Also on the sports theme, Amanda took me to one of her favourite place in Toronto – Real Sports Bar & Grill, a sports bar in Maple Leaf Square. It’s definitely a feast for the senses, to the point where I felt overly stimulated – between the flat screens (including our own personal television in our cozy booth), sports-themed fixtures, spotlights and blaring DJ-mixed music. And though there was nothing overly inappropriate for children, given the amount of alcohol flowing all around us and the tightly-clad waitresses, I was surprised to see the number of families with young children on the restaurant side of the establishment.

That said, it’s the bar side of Real Sports that really wows. A wall of screens entertain two floors of patrons, seated at the bar and a mix of tables and booths, all lit with a stylish blue hue. In addition to this open space, Real Sports also has a variety of smaller seating options as well, including a private area featuring recliners and in-seat service.

Real Sports

This is Real Sports

Amanda was able to make an early 5:45 reservation, but because it was game night for the Leafs and the place had been entirely booked up a week in advance, we were only able to have the table for an hour. Thankfully, they weren’t very rigid in enforcing this, and we didn’t feel rushed at all.

The prices were definitely a little higher than what I was used to paying in a lounge, but given the location and the surroundings, the premium was understandable. I couldn’t resist ordering one of the hot dogs in “Burkie’s Dog House” (I wonder if this section of the menu would be automatically renamed if Brian Burke was no longer the GM). My southwestern BBQ dog ($12.99) came topped with coleslaw and pulled pork – the hot dog itself had a nice snap, but the barbecue sauce was a tad sweet.
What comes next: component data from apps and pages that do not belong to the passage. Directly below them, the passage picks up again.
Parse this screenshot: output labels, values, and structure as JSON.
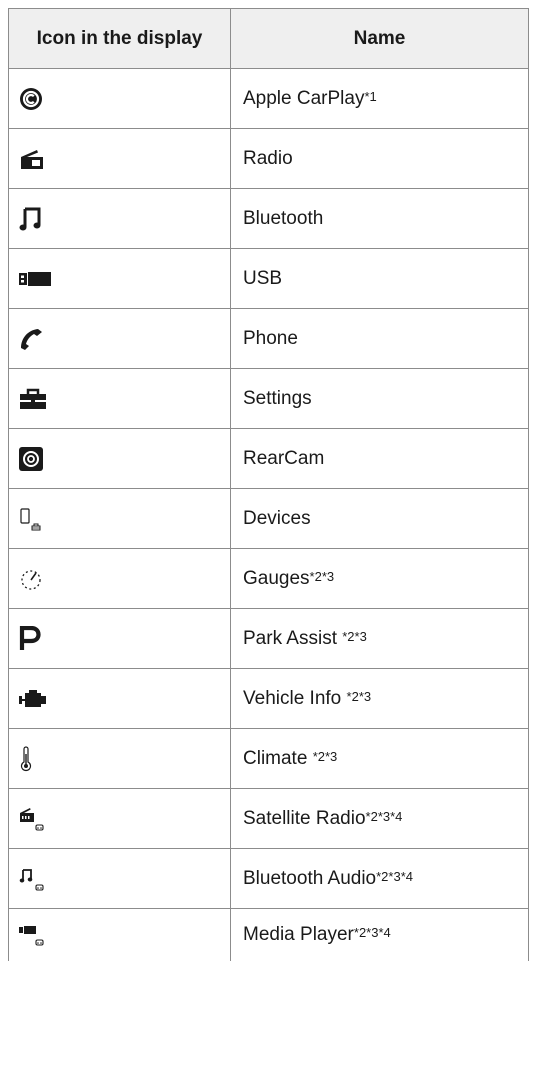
{
  "table": {
    "header": {
      "icon_col": "Icon in the display",
      "name_col": "Name"
    },
    "rows": [
      {
        "icon": "carplay-icon",
        "name": "Apple CarPlay",
        "notes": "*1"
      },
      {
        "icon": "radio-icon",
        "name": "Radio",
        "notes": ""
      },
      {
        "icon": "music-note-icon",
        "name": "Bluetooth",
        "notes": ""
      },
      {
        "icon": "usb-icon",
        "name": "USB",
        "notes": ""
      },
      {
        "icon": "phone-icon",
        "name": "Phone",
        "notes": ""
      },
      {
        "icon": "toolbox-icon",
        "name": "Settings",
        "notes": ""
      },
      {
        "icon": "rear-camera-icon",
        "name": "RearCam",
        "notes": ""
      },
      {
        "icon": "devices-icon",
        "name": "Devices",
        "notes": ""
      },
      {
        "icon": "gauge-icon",
        "name": "Gauges",
        "notes": "*2*3"
      },
      {
        "icon": "park-p-icon",
        "name": "Park Assist ",
        "notes": "*2*3"
      },
      {
        "icon": "engine-icon",
        "name": "Vehicle Info ",
        "notes": "*2*3"
      },
      {
        "icon": "thermometer-icon",
        "name": "Climate ",
        "notes": "*2*3"
      },
      {
        "icon": "satellite-radio-icon",
        "name": "Satellite Radio",
        "notes": "*2*3*4"
      },
      {
        "icon": "bluetooth-audio-icon",
        "name": "Bluetooth Audio",
        "notes": "*2*3*4"
      },
      {
        "icon": "media-player-icon",
        "name": "Media Player",
        "notes": "*2*3*4"
      }
    ]
  }
}
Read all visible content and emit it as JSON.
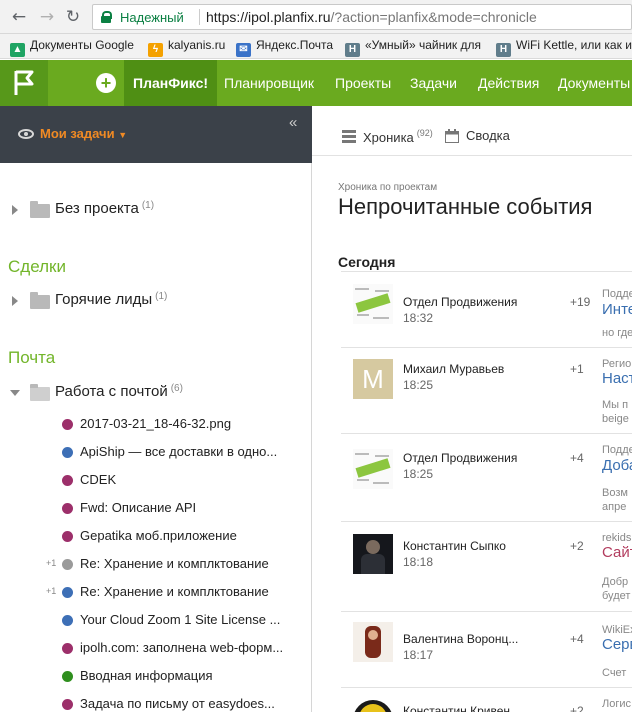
{
  "browser": {
    "security_label": "Надежный",
    "url_host": "https://ipol.planfix.ru",
    "url_path": "/?action=planfix&mode=chronicle",
    "bookmarks": [
      {
        "label": "Документы Google",
        "icon": "google-drive-icon",
        "color": "#1fa463"
      },
      {
        "label": "kalyanis.ru",
        "icon": "hookah-icon",
        "color": "#f4a100"
      },
      {
        "label": "Яндекс.Почта",
        "icon": "mail-icon",
        "color": "#3b73c8"
      },
      {
        "label": "«Умный» чайник для",
        "icon": "habr-icon",
        "color": "#607d8b"
      },
      {
        "label": "WiFi Kettle, или как и",
        "icon": "habr-icon",
        "color": "#607d8b"
      }
    ]
  },
  "nav": {
    "items": [
      "ПланФикс!",
      "Планировщик",
      "Проекты",
      "Задачи",
      "Действия",
      "Документы"
    ]
  },
  "sidebar": {
    "my_tasks": "Мои задачи",
    "folders": [
      {
        "label": "Без проекта",
        "count": "(1)"
      },
      {
        "label": "Горячие лиды",
        "count": "(1)"
      },
      {
        "label": "Работа с почтой",
        "count": "(6)"
      }
    ],
    "groups": [
      "Сделки",
      "Почта"
    ],
    "tasks": [
      {
        "label": "2017-03-21_18-46-32.png",
        "color": "#9c2f6a",
        "prefix": ""
      },
      {
        "label": "ApiShip — все доставки в одно...",
        "color": "#3d6fb6",
        "prefix": ""
      },
      {
        "label": "CDEK",
        "color": "#9c2f6a",
        "prefix": ""
      },
      {
        "label": "Fwd: Описание API",
        "color": "#9c2f6a",
        "prefix": ""
      },
      {
        "label": "Gepatika моб.приложение",
        "color": "#9c2f6a",
        "prefix": ""
      },
      {
        "label": "Re: Хранение и комплктование",
        "color": "#9a9a9a",
        "prefix": "+1"
      },
      {
        "label": "Re: Хранение и комплктование",
        "color": "#3d6fb6",
        "prefix": "+1"
      },
      {
        "label": "Your Cloud Zoom 1 Site License ...",
        "color": "#3d6fb6",
        "prefix": ""
      },
      {
        "label": "ipolh.com: заполнена web-форм...",
        "color": "#9c2f6a",
        "prefix": ""
      },
      {
        "label": "Вводная информация",
        "color": "#2f8f1e",
        "prefix": ""
      },
      {
        "label": "Задача по письму от easydoes...",
        "color": "#9c2f6a",
        "prefix": ""
      }
    ]
  },
  "main": {
    "tabs": [
      {
        "label": "Хроника",
        "count": "(92)"
      },
      {
        "label": "Сводка",
        "count": ""
      }
    ],
    "breadcrumb": "Хроника по проектам",
    "title": "Непрочитанные события",
    "today": "Сегодня",
    "events": [
      {
        "name": "Отдел Продвижения",
        "time": "18:32",
        "count": "+19",
        "category": "Подде",
        "title": "Инте",
        "text": "но где",
        "avatar": "seo",
        "title_color": "blue"
      },
      {
        "name": "Михаил Муравьев",
        "time": "18:25",
        "count": "+1",
        "category": "Регио",
        "title": "Наст",
        "text": "Мы п",
        "text2": "beige",
        "avatar": "M",
        "title_color": "blue"
      },
      {
        "name": "Отдел Продвижения",
        "time": "18:25",
        "count": "+4",
        "category": "Подде",
        "title": "Доба",
        "text": "Возм",
        "text2": "апре",
        "avatar": "seo",
        "title_color": "blue"
      },
      {
        "name": "Константин Сыпко",
        "time": "18:18",
        "count": "+2",
        "category": "rekids",
        "title": "Сайт",
        "text": "Добр",
        "text2": "будет",
        "avatar": "photo-dark",
        "title_color": "red"
      },
      {
        "name": "Валентина Воронц...",
        "time": "18:17",
        "count": "+4",
        "category": "WikiEx",
        "title": "Серв",
        "text": "Счет",
        "avatar": "photo-red",
        "title_color": "blue"
      },
      {
        "name": "Константин Кривен...",
        "time": "",
        "count": "+2",
        "category": "Логис",
        "title": "",
        "text": "",
        "avatar": "photo-yellow",
        "title_color": "blue"
      }
    ]
  }
}
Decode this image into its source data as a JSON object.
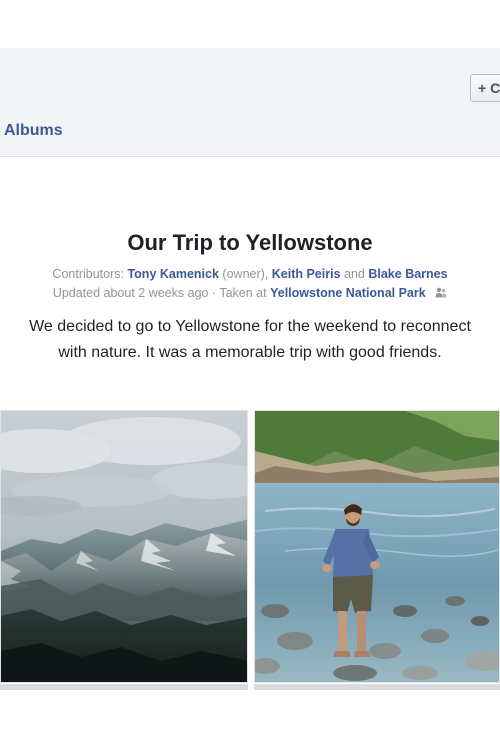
{
  "header": {
    "create_button_label": "+ C",
    "albums_link": "Albums"
  },
  "album": {
    "title": "Our Trip to Yellowstone",
    "contributors_label": "Contributors:",
    "contributors": [
      {
        "name": "Tony Kamenick",
        "role": "(owner)"
      },
      {
        "name": "Keith Peiris"
      },
      {
        "name": "Blake Barnes"
      }
    ],
    "and_word": "and",
    "updated_text": "Updated about 2 weeks ago · Taken at",
    "location": "Yellowstone National Park",
    "description_line1": "We decided to go to Yellowstone for the weekend to reconnect",
    "description_line2": "with nature. It was a memorable trip with good friends."
  },
  "photos": [
    {
      "subject": "mountain-landscape"
    },
    {
      "subject": "man-wading-river"
    }
  ],
  "icons": {
    "create": "plus-icon",
    "tag": "people-tag-icon"
  },
  "colors": {
    "link": "#3b5998",
    "muted": "#90949c",
    "text": "#1d2129",
    "header_bg": "#f3f4f7"
  }
}
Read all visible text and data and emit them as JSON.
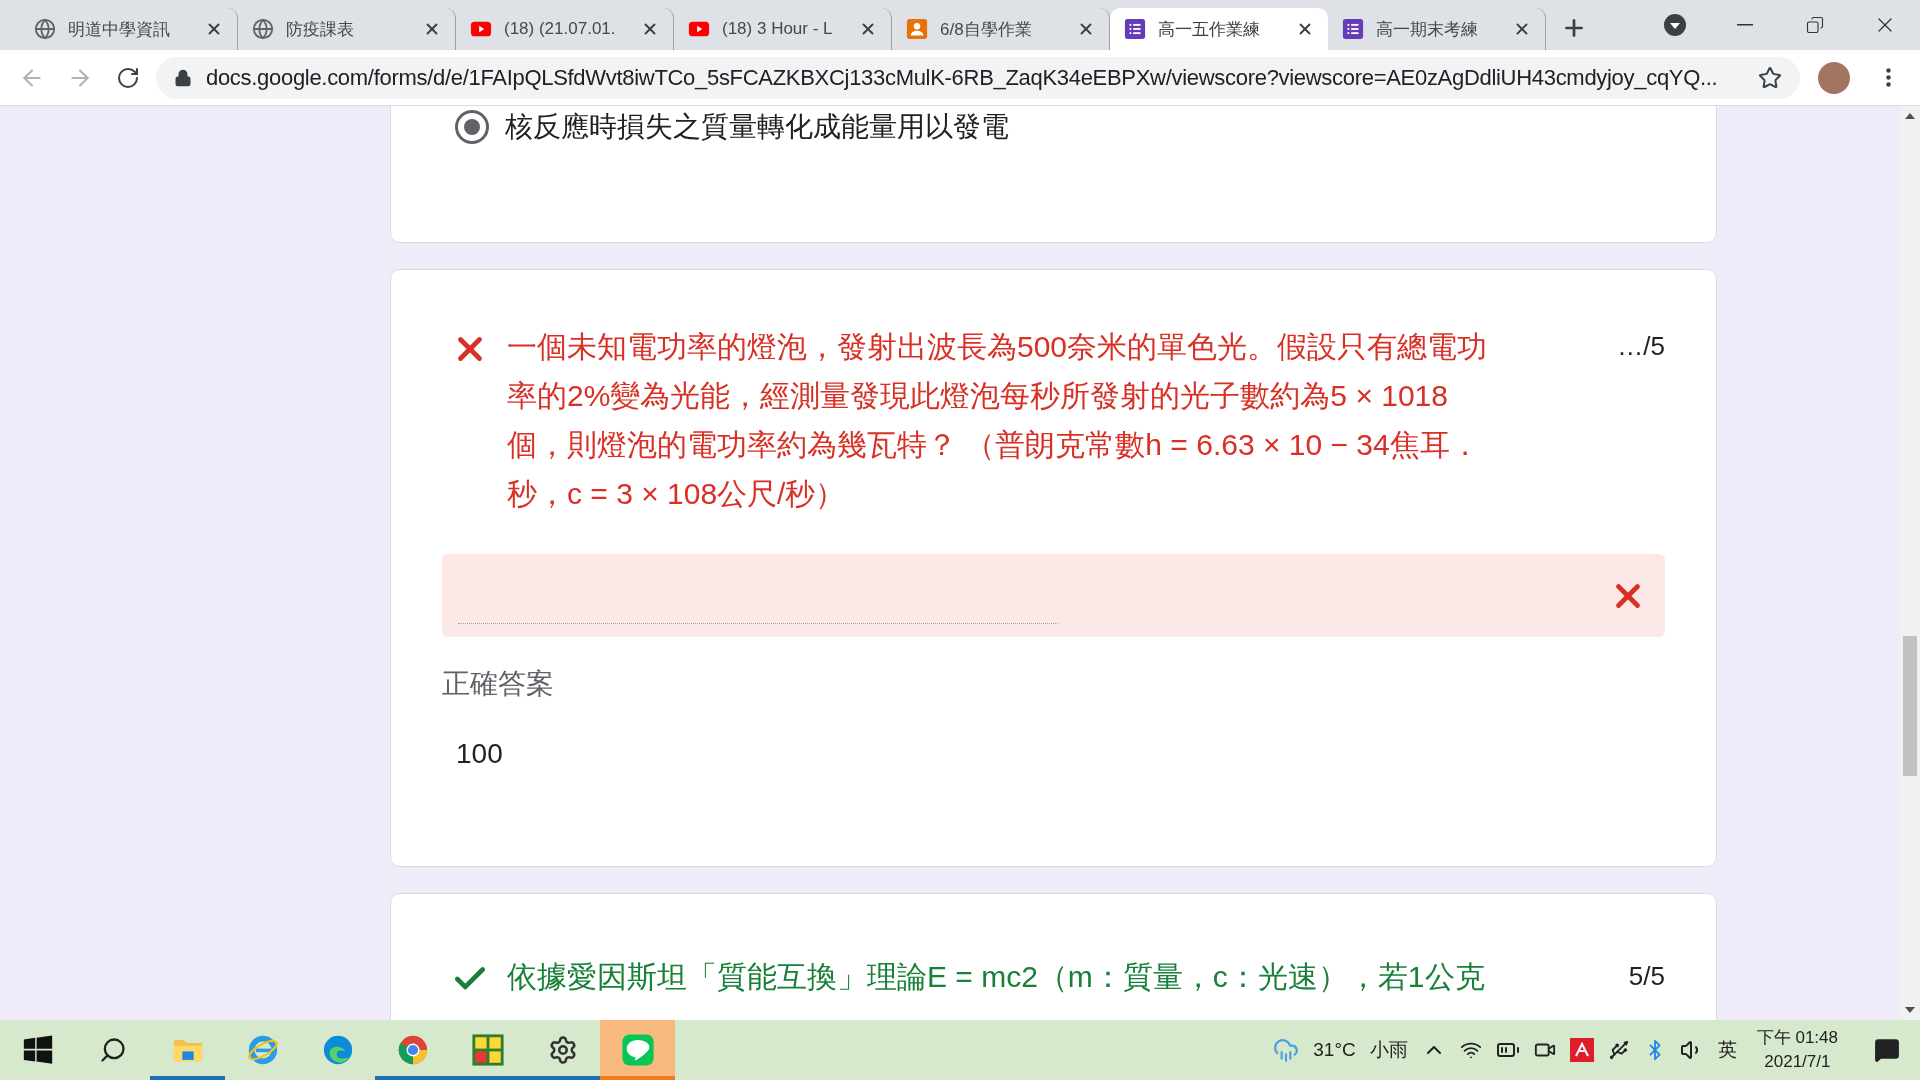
{
  "browser": {
    "tabs": [
      {
        "title": "明道中學資訊",
        "kind": "globe",
        "selected": false
      },
      {
        "title": "防疫課表",
        "kind": "globe",
        "selected": false
      },
      {
        "title": "(18) (21.07.01.",
        "kind": "video",
        "selected": false
      },
      {
        "title": "(18) 3 Hour - L",
        "kind": "video",
        "selected": false
      },
      {
        "title": "6/8自學作業",
        "kind": "classroom",
        "selected": false
      },
      {
        "title": "高一五作業練",
        "kind": "form",
        "selected": true
      },
      {
        "title": "高一期末考練",
        "kind": "form",
        "selected": false
      }
    ],
    "url": "docs.google.com/forms/d/e/1FAIpQLSfdWvt8iwTCo_5sFCAZKBXCj133cMulK-6RB_ZaqK34eEBPXw/viewscore?viewscore=AE0zAgDdliUH43cmdyjoy_cqYQ..."
  },
  "form": {
    "cards": [
      {
        "kind": "choice",
        "option": "核反應時損失之質量轉化成能量用以發電",
        "selected": true
      },
      {
        "kind": "question",
        "correct": false,
        "question": "一個未知電功率的燈泡，發射出波長為500奈米的單色光。假設只有總電功率的2%變為光能，經測量發現此燈泡每秒所發射的光子數約為5 × 1018個，則燈泡的電功率約為幾瓦特？ （普朗克常數h = 6.63 × 10 − 34焦耳．秒，c = 3 × 108公尺/秒）",
        "score": "…/5",
        "correct_answer_label": "正確答案",
        "correct_answer": "100"
      },
      {
        "kind": "question",
        "correct": true,
        "question": "依據愛因斯坦「質能互換」理論E = mc2（m：質量，c：光速），若1公克",
        "score": "5/5"
      }
    ]
  },
  "taskbar": {
    "apps": [
      {
        "kind": "start",
        "running": false,
        "active": false
      },
      {
        "kind": "search",
        "running": false,
        "active": false
      },
      {
        "kind": "explorer",
        "running": true,
        "active": false
      },
      {
        "kind": "ie",
        "running": false,
        "active": false
      },
      {
        "kind": "edge",
        "running": false,
        "active": false
      },
      {
        "kind": "chrome",
        "running": true,
        "active": false
      },
      {
        "kind": "exam",
        "running": true,
        "active": false
      },
      {
        "kind": "settings",
        "running": true,
        "active": false
      },
      {
        "kind": "line",
        "running": true,
        "active": true
      }
    ],
    "temperature": "31°C",
    "weather": "小雨",
    "ime": "英",
    "time": "下午 01:48",
    "date": "2021/7/1"
  }
}
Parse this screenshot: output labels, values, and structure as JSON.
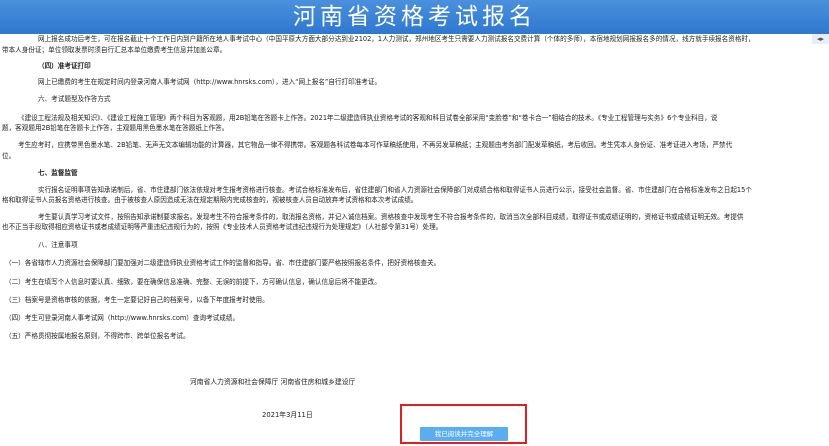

The fries were perfect, however, hot and crispy and served in a cute mini-fry basket. Amanda’s Real Sports burger ($12.99) arrived pretty charred, but she didn’t mind.

Real Sports

Southwestern BBQ dog

Real Sports

Real Sports burger

Real Sports did a great job in replicating some of the energy that would be found in a sporting venue. There is nothing like it currently in Edmonton, but I have to wonder if something similar (albeit smaller) would work in the proposed Arena District.

Pearl Harbourfront Chinese Cuisine

We decided to take it easy on our last day in Toronto, with the aforementioned trek by the water. At lunch, we could have ventured to other more well-known restaurants, but given our low-key day, opted for the convenience of a restaurant inside the Queens Quay Terminal.

Pearl Harbourfront offered a water view and a relaxed dining atmosphere, just what we were looking for that day. We knew its tourist-centred address would make the food a crapshoot, but we were willing to take the risk. Urban Spoon reviews directed us away from the pricey dim sum menu (even though the majority of diners around us were partaking in the shared approach), but we found the regular menu just as expensive.

Pearl

Amanda liked the view

We ended up with two dishes we were reasonably happy with (even though we weren’t entirely sure the server, with his limited English, understood what we wanted). Both the broad rice noodles and crispy chow mein ($15 each) hit the spot, and our only qualm was that the broccoli had been woefully overcooked.

Pearl

Rice noodles

Pearl

Chow mein

In all, it was a great place to sip tea and enjoy our last few hours together in Toronto, and contemplate when I’d return again.

I’ll be writing more about some of the unique food events and restaurants that we visited in future posts – stay tuned!